WORK ITEM - When duplicating the records beneath this instruction, omit every picture and keep all else exact.

· · · ·

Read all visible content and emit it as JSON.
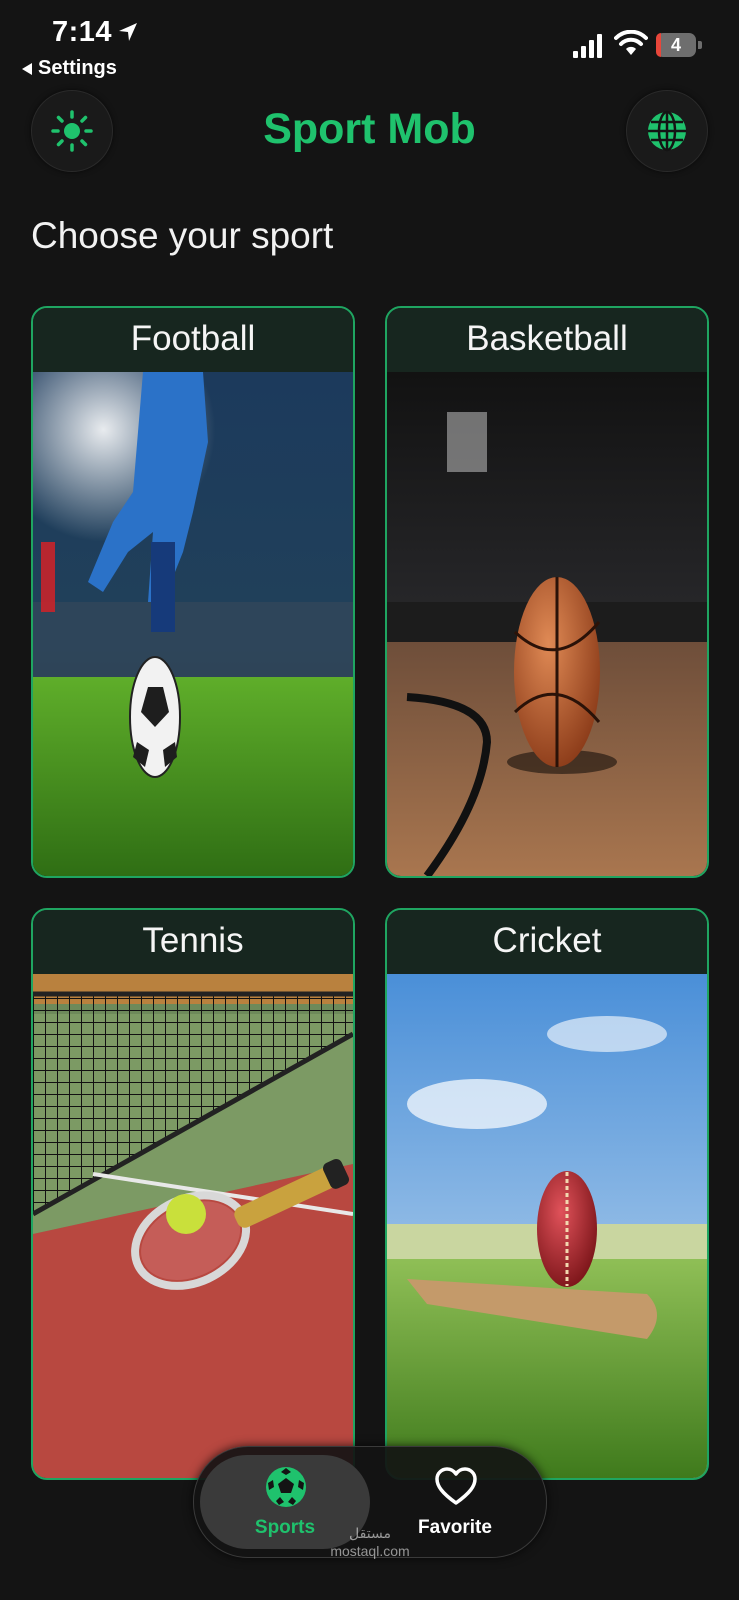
{
  "status_bar": {
    "time": "7:14",
    "back_label": "Settings",
    "battery_level": "4",
    "icons": [
      "location-arrow-icon",
      "cellular-signal-icon",
      "wifi-icon",
      "battery-icon"
    ]
  },
  "header": {
    "title": "Sport Mob",
    "left_icon": "sun-icon",
    "right_icon": "globe-icon"
  },
  "section_title": "Choose your sport",
  "sports": [
    {
      "name": "Football"
    },
    {
      "name": "Basketball"
    },
    {
      "name": "Tennis"
    },
    {
      "name": "Cricket"
    }
  ],
  "tab_bar": {
    "tabs": [
      {
        "label": "Sports",
        "icon": "soccer-ball-icon",
        "active": true
      },
      {
        "label": "Favorite",
        "icon": "heart-icon",
        "active": false
      }
    ]
  },
  "watermark": {
    "line1": "مستقل",
    "line2": "mostaql.com"
  },
  "colors": {
    "accent": "#1fc26d",
    "background": "#141414",
    "card_header": "#17261f",
    "card_border": "#1fa561"
  }
}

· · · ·

SOLUTION -
Read all visible content and emit it as JSON.
{
  "status_bar": {
    "time": "7:14",
    "back_label": "Settings",
    "battery_level": "4",
    "icons": [
      "location-arrow-icon",
      "cellular-signal-icon",
      "wifi-icon",
      "battery-icon"
    ]
  },
  "header": {
    "title": "Sport Mob",
    "left_icon": "sun-icon",
    "right_icon": "globe-icon"
  },
  "section_title": "Choose your sport",
  "sports": [
    {
      "name": "Football"
    },
    {
      "name": "Basketball"
    },
    {
      "name": "Tennis"
    },
    {
      "name": "Cricket"
    }
  ],
  "tab_bar": {
    "tabs": [
      {
        "label": "Sports",
        "icon": "soccer-ball-icon",
        "active": true
      },
      {
        "label": "Favorite",
        "icon": "heart-icon",
        "active": false
      }
    ]
  },
  "watermark": {
    "line1": "مستقل",
    "line2": "mostaql.com"
  },
  "colors": {
    "accent": "#1fc26d",
    "background": "#141414",
    "card_header": "#17261f",
    "card_border": "#1fa561"
  }
}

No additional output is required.